### Component data from apps and pages
☆ ☆ ☆ ☆
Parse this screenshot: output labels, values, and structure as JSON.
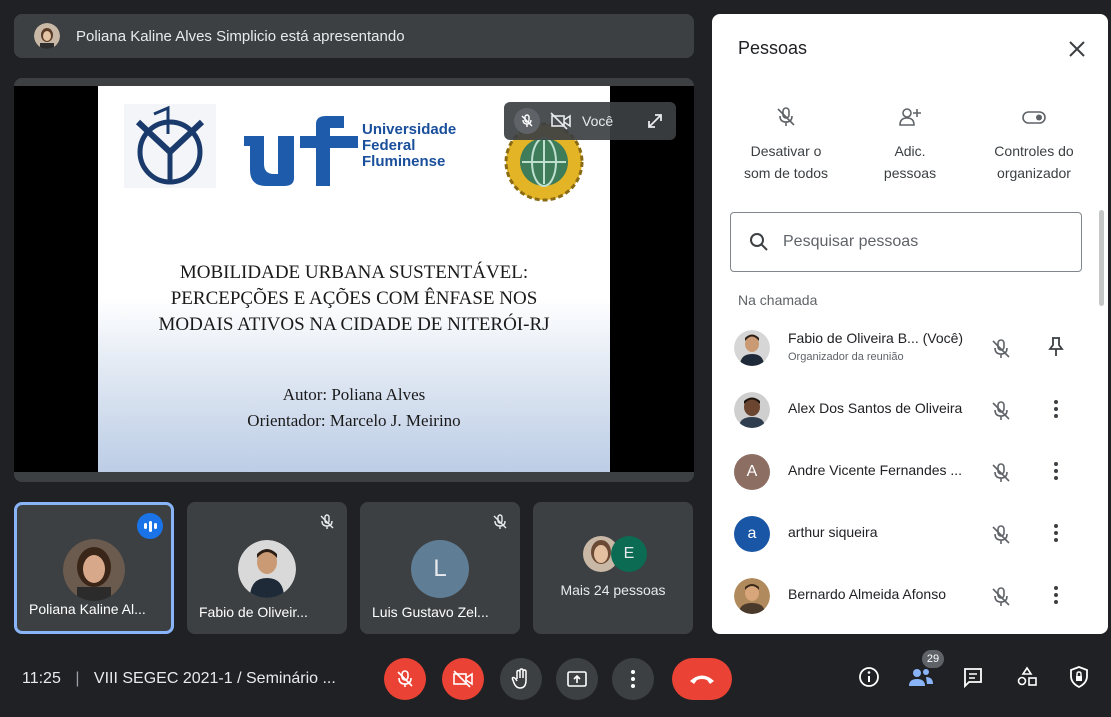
{
  "presenter_bar": {
    "text": "Poliana Kaline Alves Simplicio está apresentando"
  },
  "stage": {
    "slide": {
      "university_lines": [
        "Universidade",
        "Federal",
        "Fluminense"
      ],
      "title_lines": [
        "MOBILIDADE URBANA SUSTENTÁVEL:",
        "PERCEPÇÕES E AÇÕES COM ÊNFASE NOS",
        "MODAIS ATIVOS NA CIDADE DE NITERÓI-RJ"
      ],
      "author": "Autor: Poliana Alves",
      "advisor": "Orientador: Marcelo J. Meirino"
    },
    "self_view": {
      "label": "Você",
      "icons": [
        "mic-off-icon",
        "camera-off-icon",
        "expand-icon"
      ]
    }
  },
  "tiles": [
    {
      "name": "Poliana Kaline Al...",
      "speaking": true
    },
    {
      "name": "Fabio de Oliveir...",
      "muted": true
    },
    {
      "name": "Luis Gustavo Zel...",
      "muted": true,
      "initial": "L"
    },
    {
      "more_label": "Mais 24 pessoas",
      "initial": "E"
    }
  ],
  "panel": {
    "title": "Pessoas",
    "actions": [
      {
        "label_1": "Desativar o",
        "label_2": "som de todos",
        "icon": "mute-all-icon"
      },
      {
        "label_1": "Adic.",
        "label_2": "pessoas",
        "icon": "add-person-icon"
      },
      {
        "label_1": "Controles do",
        "label_2": "organizador",
        "icon": "toggle-icon"
      }
    ],
    "search": {
      "placeholder": "Pesquisar pessoas"
    },
    "section": "Na chamada",
    "people": [
      {
        "name": "Fabio de Oliveira B... (Você)",
        "subtitle": "Organizador da reunião",
        "action": "pin"
      },
      {
        "name": "Alex Dos Santos de Oliveira",
        "action": "more"
      },
      {
        "name": "Andre Vicente Fernandes ...",
        "initial": "A",
        "action": "more"
      },
      {
        "name": "arthur siqueira",
        "initial": "a",
        "action": "more"
      },
      {
        "name": "Bernardo Almeida Afonso",
        "action": "more"
      }
    ]
  },
  "bottom_bar": {
    "time": "11:25",
    "meeting_name": "VIII SEGEC 2021-1 / Seminário ...",
    "people_count": "29",
    "colors": {
      "danger": "#ea4335",
      "accent": "#1a73e8"
    }
  }
}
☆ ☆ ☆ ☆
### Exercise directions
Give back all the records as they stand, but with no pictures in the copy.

### Solved problem
Parse this screenshot: output labels, values, and structure as JSON.
{
  "presenter_bar": {
    "text": "Poliana Kaline Alves Simplicio está apresentando"
  },
  "stage": {
    "slide": {
      "university_lines": [
        "Universidade",
        "Federal",
        "Fluminense"
      ],
      "title_lines": [
        "MOBILIDADE URBANA SUSTENTÁVEL:",
        "PERCEPÇÕES E AÇÕES COM ÊNFASE NOS",
        "MODAIS ATIVOS NA CIDADE DE NITERÓI-RJ"
      ],
      "author": "Autor: Poliana Alves",
      "advisor": "Orientador: Marcelo J. Meirino"
    },
    "self_view": {
      "label": "Você",
      "icons": [
        "mic-off-icon",
        "camera-off-icon",
        "expand-icon"
      ]
    }
  },
  "tiles": [
    {
      "name": "Poliana Kaline Al...",
      "speaking": true
    },
    {
      "name": "Fabio de Oliveir...",
      "muted": true
    },
    {
      "name": "Luis Gustavo Zel...",
      "muted": true,
      "initial": "L"
    },
    {
      "more_label": "Mais 24 pessoas",
      "initial": "E"
    }
  ],
  "panel": {
    "title": "Pessoas",
    "actions": [
      {
        "label_1": "Desativar o",
        "label_2": "som de todos",
        "icon": "mute-all-icon"
      },
      {
        "label_1": "Adic.",
        "label_2": "pessoas",
        "icon": "add-person-icon"
      },
      {
        "label_1": "Controles do",
        "label_2": "organizador",
        "icon": "toggle-icon"
      }
    ],
    "search": {
      "placeholder": "Pesquisar pessoas"
    },
    "section": "Na chamada",
    "people": [
      {
        "name": "Fabio de Oliveira B... (Você)",
        "subtitle": "Organizador da reunião",
        "action": "pin"
      },
      {
        "name": "Alex Dos Santos de Oliveira",
        "action": "more"
      },
      {
        "name": "Andre Vicente Fernandes ...",
        "initial": "A",
        "action": "more"
      },
      {
        "name": "arthur siqueira",
        "initial": "a",
        "action": "more"
      },
      {
        "name": "Bernardo Almeida Afonso",
        "action": "more"
      }
    ]
  },
  "bottom_bar": {
    "time": "11:25",
    "meeting_name": "VIII SEGEC 2021-1 / Seminário ...",
    "people_count": "29",
    "colors": {
      "danger": "#ea4335",
      "accent": "#1a73e8"
    }
  }
}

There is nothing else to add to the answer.